** Problem to work on **
Spot each line in the records below where the word "History" occurs, then copy it.
START Dataset records
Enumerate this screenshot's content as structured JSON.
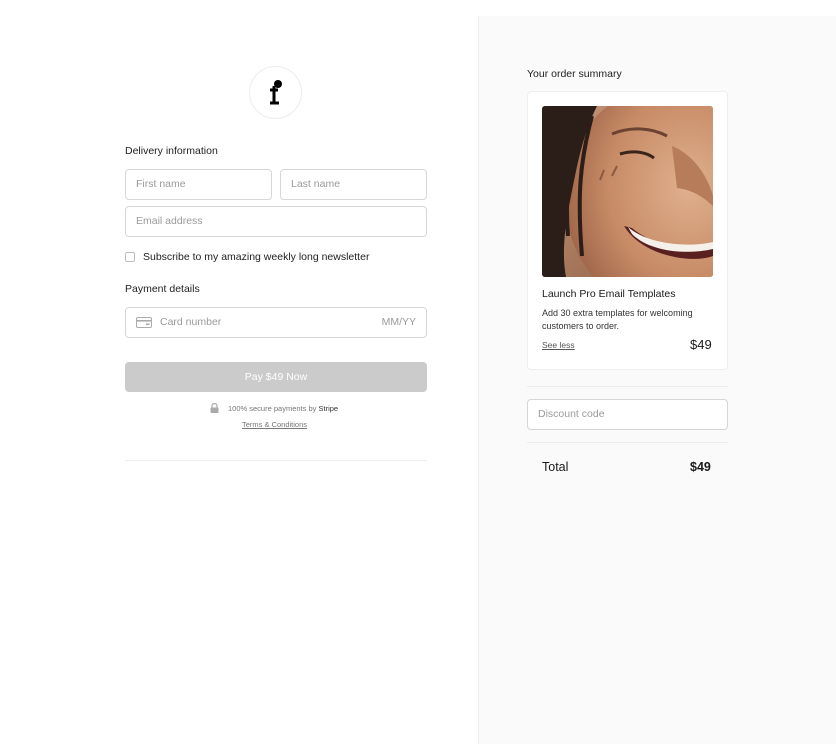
{
  "brand": {
    "logo_letter": "f"
  },
  "delivery": {
    "heading": "Delivery information",
    "first_name_placeholder": "First name",
    "last_name_placeholder": "Last name",
    "email_placeholder": "Email address",
    "newsletter_label": "Subscribe to my amazing weekly long newsletter",
    "newsletter_checked": false
  },
  "payment": {
    "heading": "Payment details",
    "card_placeholder": "Card number",
    "expiry_placeholder": "MM/YY",
    "pay_button": "Pay $49 Now",
    "secure_text": "100% secure payments by",
    "secure_provider": "Stripe",
    "terms_link": "Terms & Conditions"
  },
  "summary": {
    "heading": "Your order summary",
    "product": {
      "name": "Launch Pro Email Templates",
      "description": "Add 30 extra templates for welcoming customers to order.",
      "see_less": "See less",
      "price": "$49"
    },
    "discount_placeholder": "Discount code",
    "total_label": "Total",
    "total_value": "$49"
  },
  "colors": {
    "button_disabled": "#cbcbcb",
    "border": "#d6d6d6",
    "panel_bg": "#fafafa"
  },
  "icons": [
    "brand-logo-icon",
    "credit-card-icon",
    "lock-icon",
    "checkbox"
  ]
}
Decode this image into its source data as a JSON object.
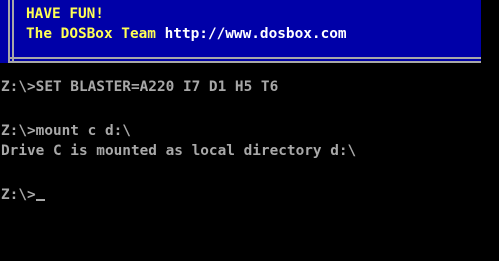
{
  "banner": {
    "line1": "HAVE FUN!",
    "team_text": "The DOSBox Team ",
    "url": "http://www.dosbox.com",
    "colors": {
      "background": "#0000a8",
      "border": "#a8a8a8",
      "highlight": "#ffff54",
      "url": "#ffffff"
    }
  },
  "terminal": {
    "text_color": "#a8a8a8",
    "lines": [
      "Z:\\>SET BLASTER=A220 I7 D1 H5 T6",
      "",
      "Z:\\>mount c d:\\",
      "Drive C is mounted as local directory d:\\",
      "",
      "Z:\\>"
    ]
  }
}
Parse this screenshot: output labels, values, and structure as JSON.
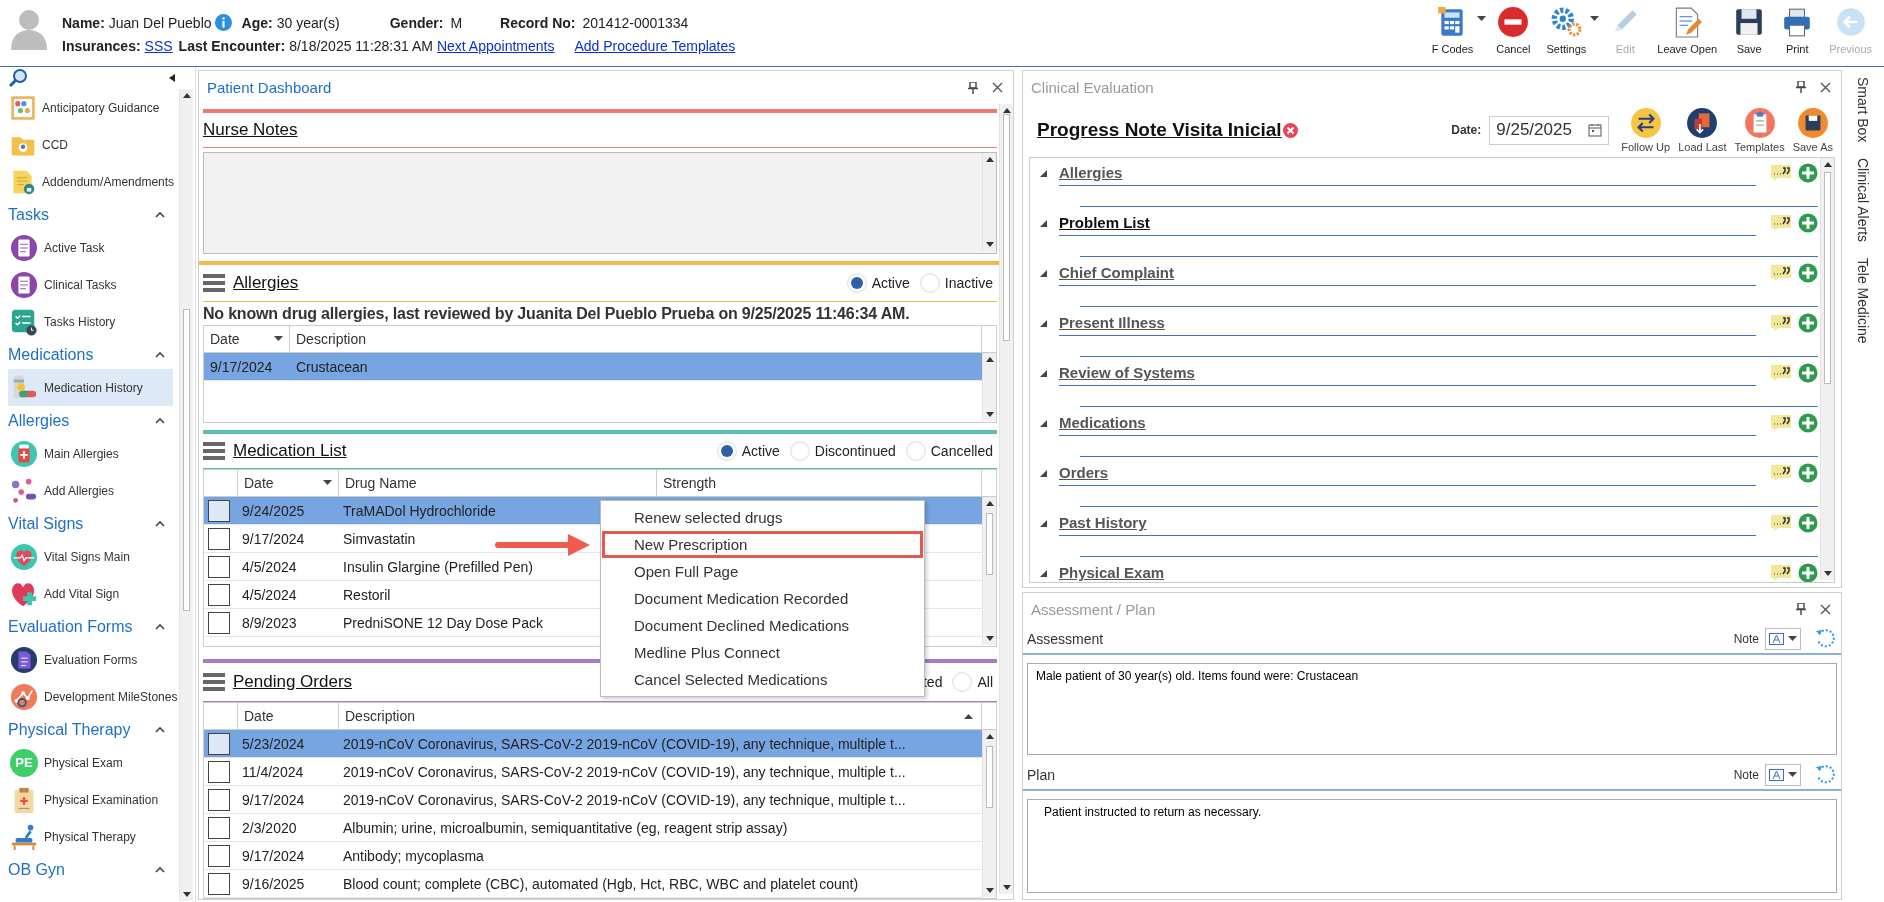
{
  "header": {
    "patient": {
      "name_label": "Name:",
      "name": "Juan Del Pueblo",
      "age_label": "Age:",
      "age": "30 year(s)",
      "gender_label": "Gender:",
      "gender": "M",
      "record_label": "Record No:",
      "record": "201412-0001334",
      "insurances_label": "Insurances:",
      "insurance": "SSS",
      "last_encounter_label": "Last Encounter:",
      "last_encounter": "8/18/2025 11:28:31 AM"
    },
    "links": [
      "Next Appointments",
      "Add Procedure Templates"
    ],
    "toolbar": [
      {
        "label": "F Codes",
        "dropdown": true,
        "disabled": false
      },
      {
        "label": "Cancel",
        "dropdown": false,
        "disabled": false
      },
      {
        "label": "Settings",
        "dropdown": true,
        "disabled": false
      },
      {
        "label": "Edit",
        "dropdown": false,
        "disabled": true
      },
      {
        "label": "Leave Open",
        "dropdown": false,
        "disabled": false
      },
      {
        "label": "Save",
        "dropdown": false,
        "disabled": false
      },
      {
        "label": "Print",
        "dropdown": false,
        "disabled": false
      },
      {
        "label": "Previous",
        "dropdown": false,
        "disabled": true
      }
    ]
  },
  "sidebar": {
    "groups": [
      {
        "items": [
          {
            "label": "Anticipatory Guidance",
            "selected": false
          },
          {
            "label": "CCD",
            "selected": false
          },
          {
            "label": "Addendum/Amendments",
            "selected": false
          }
        ]
      },
      {
        "title": "Tasks",
        "expanded": true,
        "items": [
          {
            "label": "Active Task",
            "selected": false
          },
          {
            "label": "Clinical Tasks",
            "selected": false
          },
          {
            "label": "Tasks History",
            "selected": false
          }
        ]
      },
      {
        "title": "Medications",
        "expanded": true,
        "items": [
          {
            "label": "Medication History",
            "selected": true
          }
        ]
      },
      {
        "title": "Allergies",
        "expanded": true,
        "items": [
          {
            "label": "Main Allergies",
            "selected": false
          },
          {
            "label": "Add Allergies",
            "selected": false
          }
        ]
      },
      {
        "title": "Vital Signs",
        "expanded": true,
        "items": [
          {
            "label": "Vital Signs Main",
            "selected": false
          },
          {
            "label": "Add Vital Sign",
            "selected": false
          }
        ]
      },
      {
        "title": "Evaluation Forms",
        "expanded": true,
        "items": [
          {
            "label": "Evaluation Forms",
            "selected": false
          },
          {
            "label": "Development MileStones",
            "selected": false
          }
        ]
      },
      {
        "title": "Physical Therapy",
        "expanded": true,
        "items": [
          {
            "label": "Physical Exam",
            "icon_text": "PE",
            "selected": false
          },
          {
            "label": "Physical Examination",
            "selected": false
          },
          {
            "label": "Physical Therapy",
            "selected": false
          }
        ]
      },
      {
        "title": "OB Gyn",
        "expanded": true
      }
    ]
  },
  "dashboard": {
    "title": "Patient Dashboard",
    "nurse_notes": {
      "title": "Nurse Notes"
    },
    "allergies": {
      "title": "Allergies",
      "filters": [
        {
          "label": "Active",
          "selected": true
        },
        {
          "label": "Inactive",
          "selected": false
        }
      ],
      "review": "No known drug allergies, last reviewed by Juanita Del Pueblo Prueba on 9/25/2025 11:46:34 AM.",
      "columns": [
        "Date",
        "Description"
      ],
      "rows": [
        {
          "date": "9/17/2024",
          "description": "Crustacean",
          "selected": true
        }
      ]
    },
    "medication_list": {
      "title": "Medication List",
      "filters": [
        {
          "label": "Active",
          "selected": true
        },
        {
          "label": "Discontinued",
          "selected": false
        },
        {
          "label": "Cancelled",
          "selected": false
        }
      ],
      "columns": [
        "Date",
        "Drug Name",
        "Strength"
      ],
      "rows": [
        {
          "date": "9/24/2025",
          "drug": "TraMADol Hydrochloride",
          "selected": true,
          "checked": false
        },
        {
          "date": "9/17/2024",
          "drug": "Simvastatin",
          "selected": false,
          "checked": false
        },
        {
          "date": "4/5/2024",
          "drug": "Insulin Glargine (Prefilled Pen)",
          "selected": false,
          "checked": false
        },
        {
          "date": "4/5/2024",
          "drug": "Restoril",
          "selected": false,
          "checked": false
        },
        {
          "date": "8/9/2023",
          "drug": "PredniSONE 12 Day Dose Pack",
          "selected": false,
          "checked": false
        }
      ]
    },
    "pending_orders": {
      "title": "Pending Orders",
      "filters": [
        {
          "label": "ted"
        },
        {
          "label": "All",
          "selected": false
        }
      ],
      "columns": [
        "Date",
        "Description"
      ],
      "rows": [
        {
          "date": "5/23/2024",
          "description": "2019-nCoV Coronavirus, SARS-CoV-2 2019-nCoV (COVID-19), any technique, multiple t...",
          "selected": true,
          "checked": false
        },
        {
          "date": "11/4/2024",
          "description": "2019-nCoV Coronavirus, SARS-CoV-2 2019-nCoV (COVID-19), any technique, multiple t...",
          "selected": false,
          "checked": false
        },
        {
          "date": "9/17/2024",
          "description": "2019-nCoV Coronavirus, SARS-CoV-2 2019-nCoV (COVID-19), any technique, multiple t...",
          "selected": false,
          "checked": false
        },
        {
          "date": "2/3/2020",
          "description": "Albumin; urine, microalbumin, semiquantitative (eg, reagent strip assay)",
          "selected": false,
          "checked": false
        },
        {
          "date": "9/17/2024",
          "description": "Antibody; mycoplasma",
          "selected": false,
          "checked": false
        },
        {
          "date": "9/16/2025",
          "description": "Blood count; complete (CBC), automated (Hgb, Hct, RBC, WBC and platelet count)",
          "selected": false,
          "checked": false
        }
      ]
    }
  },
  "context_menu": {
    "items": [
      {
        "label": "Renew selected drugs",
        "highlighted": false
      },
      {
        "label": "New Prescription",
        "highlighted": true
      },
      {
        "label": "Open Full Page",
        "highlighted": false
      },
      {
        "label": "Document Medication Recorded",
        "highlighted": false
      },
      {
        "label": "Document Declined Medications",
        "highlighted": false
      },
      {
        "label": "Medline Plus Connect",
        "highlighted": false
      },
      {
        "label": "Cancel Selected Medications",
        "highlighted": false
      }
    ]
  },
  "clinical_evaluation": {
    "title": "Clinical Evaluation",
    "note_title": "Progress Note Visita Inicial",
    "date_label": "Date:",
    "date": "9/25/2025",
    "actions": [
      {
        "label": "Follow Up"
      },
      {
        "label": "Load Last"
      },
      {
        "label": "Templates"
      },
      {
        "label": "Save As"
      }
    ],
    "sections": [
      {
        "title": "Allergies",
        "bold": false
      },
      {
        "title": "Problem List",
        "bold": true
      },
      {
        "title": "Chief Complaint",
        "bold": false
      },
      {
        "title": "Present Illness",
        "bold": false
      },
      {
        "title": "Review of Systems",
        "bold": false
      },
      {
        "title": "Medications",
        "bold": false
      },
      {
        "title": "Orders",
        "bold": false
      },
      {
        "title": "Past History",
        "bold": false
      },
      {
        "title": "Physical Exam",
        "bold": false
      }
    ]
  },
  "assessment_plan": {
    "title": "Assessment / Plan",
    "fields": [
      {
        "label": "Assessment",
        "note_label": "Note",
        "text": "Male patient of 30 year(s) old. Items found were:  Crustacean"
      },
      {
        "label": "Plan",
        "note_label": "Note",
        "text": "Patient instructed to return as necessary."
      }
    ]
  },
  "side_tabs": [
    "Smart Box",
    "Clinical Alerts",
    "Tele Medicine"
  ]
}
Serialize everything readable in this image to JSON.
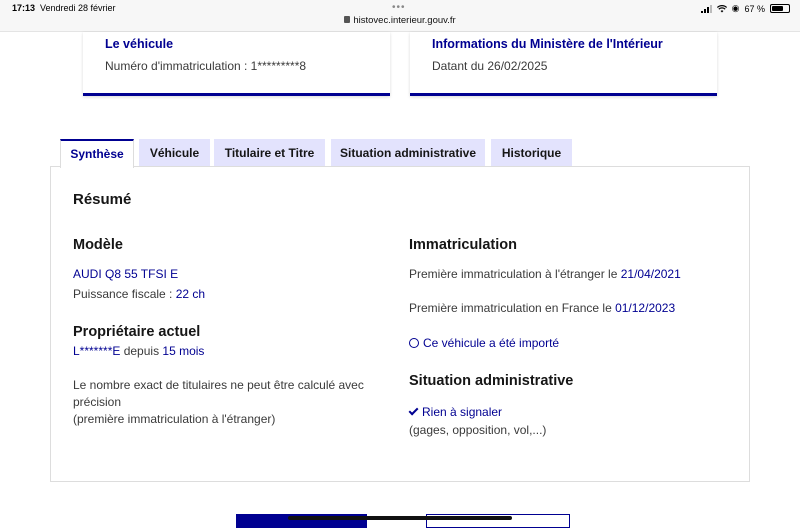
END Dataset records
** Task answer **
            "label": "Tasks History",
            "label": "Medication History",
        "title": "Past History",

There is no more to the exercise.